It’s my view, after a weekend of rummaging through old albums , that Paul Rodgers is the best singer of his generation, and is the only singer from that era who has gotten better as a vocalist .Roger Daltry and Robert Plant and a host of other blues shouters have had their voices go south, wither, get reduced to a miserable croak, but Rodgers has only gotten better--power, control, feeling, range, the whole shot. Though it's not for everyone, his Muddy Waters Blues album, a tribute to the great blues man, is a super fine blues/rock effort, with Rodgers belting, blasting and swing blues standards in ways veeerrrrrrrrrrrrrrrrry few Brits were ever to do . The songs, classics all, are bullet proof, made for a talent like Rodger's to grace. Rodgers is a brilliant vocalist who is also one of the worst songwriters of his generation, post-Free. Bad Company were an OK band, but not geniuses in any department, and the kind of blues-bathos that Rodgers and cohorts tossed at us made the band seem like a Foghat with a good singer.

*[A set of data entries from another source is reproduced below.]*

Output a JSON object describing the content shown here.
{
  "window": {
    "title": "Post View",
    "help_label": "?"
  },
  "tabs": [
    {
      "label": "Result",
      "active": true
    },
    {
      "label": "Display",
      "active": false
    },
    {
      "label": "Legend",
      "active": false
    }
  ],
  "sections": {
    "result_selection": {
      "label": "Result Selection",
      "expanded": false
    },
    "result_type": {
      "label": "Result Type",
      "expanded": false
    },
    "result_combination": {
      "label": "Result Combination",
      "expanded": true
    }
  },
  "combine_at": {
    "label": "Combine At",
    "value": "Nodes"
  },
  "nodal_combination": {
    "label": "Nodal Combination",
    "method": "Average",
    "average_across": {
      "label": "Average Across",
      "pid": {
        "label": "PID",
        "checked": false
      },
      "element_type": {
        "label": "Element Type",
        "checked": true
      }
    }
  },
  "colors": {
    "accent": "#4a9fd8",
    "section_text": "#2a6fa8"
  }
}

They had a run, they were popular, I saw them several times, but anyone who listens to the old Free albums, especially Tons of Sobs or Heartbreaker, and not notice the depreciation in song quality, or conviction of performance really hasn't been paying attention. Rodgers sometimes sounded like he were droning into a nod, that his last held note often sounded like they were going to transform into snores, and we might have had the sound of our singer falling to the floor , napping hard. Crash!!! Bad Company's best album was Straight Shooter. After that, it was cruise control rock and roll, hard rock MOR. Nothing especially rich or interesting, basic as bread and water. The Page/Rodgers match up didn't do much for me, not completely, but I did like their version of "You've Lost That Loving Feeling". But the fact is that the Righteous Brothers version is untouchable, though others have given the songs decent readings: Bill Medley, the lead vocalist on the original version, performance that is legend. The right voice for the right song. I think Rodgers would have better luck teaming up with VanHalen, at least for one album. But only if he let Eddie write the music and David Lee Roth scribe the lyrics, provided Roth can holster his ego and content himself with being Bernie Taupin to Rodgers’ Elton John. Not likely, though, and that’s too bad.